N.S. small businesses greet loosening restrictions with mix of anxiety, relief
Some say it’s too soon, others look forward to getting back to normal
Small business owners have strong but mixed feelings about Nova Scotia's plan to lift pandemic restrictions.
While some are relieved and excited to do away with masks, vaccine passports and physical distancing, others feel lifting the mandates so quickly puts too much pressure on them to make difficult decisions.
Starting Monday, proof of vaccination will no longer be required for discretionary activities, such as going to the gym, restaurants, sports or arts and cultural events.
All remaining pandemic restrictions will be lifted by March 21, Premier Tim Houston announced Wednesday, so long as "everything stays on course."
Krista Armstrong, the owner-operator of Local Source Market in north-end Halifax, said March 21 feels "really fast."
"I'm feeling concerned," she said. "I'm feeling kind of like the weight of the province is on our shoulders."
The Local Source Market is a small space, Armstrong said, only about 1,000 square feet. They currently only allow four customers in at a time, which means there is often a lineup outside the shop.
Armstrong said she always consults her staff who work face-to-face with customers before making decisions around COVID-19 protocols.
"They're feeling a little bit uncertain and a bit scared, and we've decided that we're going to keep the masks on and we're going to try to keep as much physical distance in our space as possible."
Armstrong added that she feels "really sad for the people who are immunocompromised and really relied on these public health measures."
Necessary boost for business
Mark Gabrieau, co-owner and chef of Gabrieau's Bistro in Antigonish, N.S., said he was also surprised at how quickly the changes are coming, but trusts the government's decision and welcomes the changes.
"I think the difference compared to before is the high vaccination rate or uptake in vaccinations," he said, "not only in adults but also in the teens and the youth."
Gabrieau said the bistro's winter had been off to a strong start until the Omicron wave hit in December, and when they reopened with 50 per cent capacity the momentum was gone.
"It just sputtered along," he said. "We didn't pick that back up, it just stayed down."

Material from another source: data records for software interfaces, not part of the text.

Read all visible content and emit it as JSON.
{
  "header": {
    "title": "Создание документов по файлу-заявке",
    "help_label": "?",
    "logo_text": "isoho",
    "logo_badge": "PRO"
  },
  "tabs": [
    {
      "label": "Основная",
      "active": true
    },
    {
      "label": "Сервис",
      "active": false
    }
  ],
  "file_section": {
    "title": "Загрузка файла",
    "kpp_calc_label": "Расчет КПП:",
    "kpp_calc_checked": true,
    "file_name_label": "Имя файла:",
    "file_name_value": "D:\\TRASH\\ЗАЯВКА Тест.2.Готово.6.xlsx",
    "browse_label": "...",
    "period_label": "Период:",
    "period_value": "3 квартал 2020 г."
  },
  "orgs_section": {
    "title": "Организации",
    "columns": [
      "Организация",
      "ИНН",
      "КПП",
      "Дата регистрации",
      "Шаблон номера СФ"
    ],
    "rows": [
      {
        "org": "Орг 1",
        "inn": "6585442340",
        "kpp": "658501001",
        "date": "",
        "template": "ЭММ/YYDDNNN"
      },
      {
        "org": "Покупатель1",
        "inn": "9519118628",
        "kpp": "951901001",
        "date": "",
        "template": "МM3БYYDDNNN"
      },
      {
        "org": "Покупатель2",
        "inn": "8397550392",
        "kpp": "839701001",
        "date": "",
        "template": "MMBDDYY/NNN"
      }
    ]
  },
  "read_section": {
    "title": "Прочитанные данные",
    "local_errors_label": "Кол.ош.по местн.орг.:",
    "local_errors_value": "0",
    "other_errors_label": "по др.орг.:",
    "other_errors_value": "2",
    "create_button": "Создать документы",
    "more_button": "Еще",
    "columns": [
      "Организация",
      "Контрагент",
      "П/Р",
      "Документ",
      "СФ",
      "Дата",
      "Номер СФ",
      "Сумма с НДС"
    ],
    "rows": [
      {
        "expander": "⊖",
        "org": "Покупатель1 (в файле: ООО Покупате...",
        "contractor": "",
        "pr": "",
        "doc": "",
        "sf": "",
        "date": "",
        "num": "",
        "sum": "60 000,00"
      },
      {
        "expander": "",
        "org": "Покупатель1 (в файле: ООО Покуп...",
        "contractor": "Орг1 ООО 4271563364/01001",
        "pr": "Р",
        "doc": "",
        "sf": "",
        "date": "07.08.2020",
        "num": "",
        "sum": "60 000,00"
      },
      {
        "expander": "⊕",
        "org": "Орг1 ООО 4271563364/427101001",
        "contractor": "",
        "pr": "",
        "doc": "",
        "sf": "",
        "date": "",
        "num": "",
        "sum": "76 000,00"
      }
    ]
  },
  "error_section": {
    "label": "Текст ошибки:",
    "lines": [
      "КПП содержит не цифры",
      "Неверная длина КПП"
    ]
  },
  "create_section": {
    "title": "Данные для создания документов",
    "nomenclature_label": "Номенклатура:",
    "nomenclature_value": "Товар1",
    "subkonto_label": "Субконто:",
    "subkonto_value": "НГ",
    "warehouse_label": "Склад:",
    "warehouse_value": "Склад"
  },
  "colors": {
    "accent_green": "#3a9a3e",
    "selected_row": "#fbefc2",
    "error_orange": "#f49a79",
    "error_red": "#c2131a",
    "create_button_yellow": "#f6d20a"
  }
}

Gabrieau hopes the government's plan will allow those who have been hesitant to dine out to feel more confident, and that business will pick up again. He also said staff and customers will be welcome to continue wearing masks after the provincial mandate is lifted, although the bistro won't be enforcing it.

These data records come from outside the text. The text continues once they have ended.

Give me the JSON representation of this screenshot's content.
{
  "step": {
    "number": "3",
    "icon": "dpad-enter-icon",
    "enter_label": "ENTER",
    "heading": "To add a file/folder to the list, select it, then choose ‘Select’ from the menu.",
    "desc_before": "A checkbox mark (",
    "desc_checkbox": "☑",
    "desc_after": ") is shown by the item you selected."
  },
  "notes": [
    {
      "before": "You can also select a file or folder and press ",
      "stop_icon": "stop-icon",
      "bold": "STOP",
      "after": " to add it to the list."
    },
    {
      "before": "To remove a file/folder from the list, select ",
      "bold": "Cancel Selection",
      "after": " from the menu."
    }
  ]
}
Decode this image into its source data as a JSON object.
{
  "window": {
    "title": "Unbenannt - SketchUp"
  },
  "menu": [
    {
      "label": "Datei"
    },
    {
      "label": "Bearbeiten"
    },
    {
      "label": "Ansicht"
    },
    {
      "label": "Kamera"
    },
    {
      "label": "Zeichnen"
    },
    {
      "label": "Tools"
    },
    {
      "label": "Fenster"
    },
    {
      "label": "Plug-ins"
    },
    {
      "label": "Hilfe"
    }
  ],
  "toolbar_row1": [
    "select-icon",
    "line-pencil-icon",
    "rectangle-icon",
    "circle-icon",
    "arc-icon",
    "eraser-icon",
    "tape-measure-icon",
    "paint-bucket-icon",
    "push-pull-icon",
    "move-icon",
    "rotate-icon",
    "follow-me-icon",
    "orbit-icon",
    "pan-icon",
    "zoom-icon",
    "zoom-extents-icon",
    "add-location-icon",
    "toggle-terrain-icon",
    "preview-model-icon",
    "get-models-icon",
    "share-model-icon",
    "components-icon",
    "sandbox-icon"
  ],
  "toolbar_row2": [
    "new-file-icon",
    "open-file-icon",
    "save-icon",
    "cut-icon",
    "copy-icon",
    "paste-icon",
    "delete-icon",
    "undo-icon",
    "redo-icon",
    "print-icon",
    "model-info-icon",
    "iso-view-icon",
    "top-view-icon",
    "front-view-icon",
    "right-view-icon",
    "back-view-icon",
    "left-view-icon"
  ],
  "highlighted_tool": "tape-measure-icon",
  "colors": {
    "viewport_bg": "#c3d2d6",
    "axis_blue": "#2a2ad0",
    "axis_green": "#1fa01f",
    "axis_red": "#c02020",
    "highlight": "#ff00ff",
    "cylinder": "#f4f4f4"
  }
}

Hope for a 'normal summer'
Brent Braaten, creative director of Good Robot Brewing Company in north-end Halifax, said he is looking forward to removing the plexiglass barriers between tables and restoring the atmosphere of camaraderie he believes people need now, more than ever.

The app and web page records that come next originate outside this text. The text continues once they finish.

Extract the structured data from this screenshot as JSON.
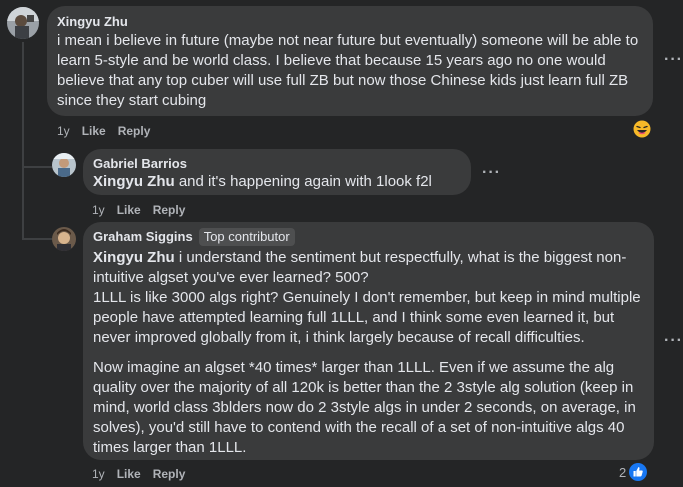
{
  "comments": [
    {
      "author": "Xingyu Zhu",
      "text": "i mean i believe in future (maybe not near future but eventually) someone will be able to learn 5-style and be world class. I believe that because 15 years ago no one would believe that any top cuber will use full ZB but now those Chinese kids just learn full ZB since they start cubing",
      "time": "1y",
      "like_label": "Like",
      "reply_label": "Reply",
      "reaction_icon": "laughing-emoji-icon"
    }
  ],
  "replies": [
    {
      "author": "Gabriel Barrios",
      "mention": "Xingyu Zhu",
      "text": "and it's happening again with 1look f2l",
      "time": "1y",
      "like_label": "Like",
      "reply_label": "Reply"
    },
    {
      "author": "Graham Siggins",
      "badge": "Top contributor",
      "mention": "Xingyu Zhu",
      "text_line1": "i understand the sentiment but respectfully, what is the biggest non-intuitive algset you've ever learned? 500?",
      "text_para1_rest": "1LLL is like 3000 algs right? Genuinely I don't remember, but keep in mind multiple people have attempted learning full 1LLL, and I think some even learned it, but never improved globally from it, i think largely because of recall difficulties.",
      "text_para2": "Now imagine an algset *40 times* larger than 1LLL. Even if we assume the alg quality over the majority of all 120k is better than the 2 3style alg solution (keep in mind, world class 3blders now do 2 3style algs in under 2 seconds, on average, in solves), you'd still have to contend with the recall of a set of non-intuitive algs 40 times larger than 1LLL.",
      "time": "1y",
      "like_label": "Like",
      "reply_label": "Reply",
      "reaction_count": "2",
      "reaction_icon": "thumbs-up-icon"
    }
  ],
  "more_label": "···",
  "colors": {
    "background": "#242526",
    "bubble": "#3a3b3c",
    "secondary_text": "#b0b3b8",
    "like_blue": "#1877f2",
    "emoji_yellow": "#f7b928"
  }
}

He said they are also looking forward to being able to host events again.
"We're really excited to possibly have a, well, we'll say normal summer," he said.
Good Robot will not require proof of vaccination or masks after the provincial mandate is lifted. But, Braaten said, staff and patrons will be welcome to continue wearing them "without any judgment."
Proof of vaccination will still be required in higher-risk settings like hospitals and long-term care homes.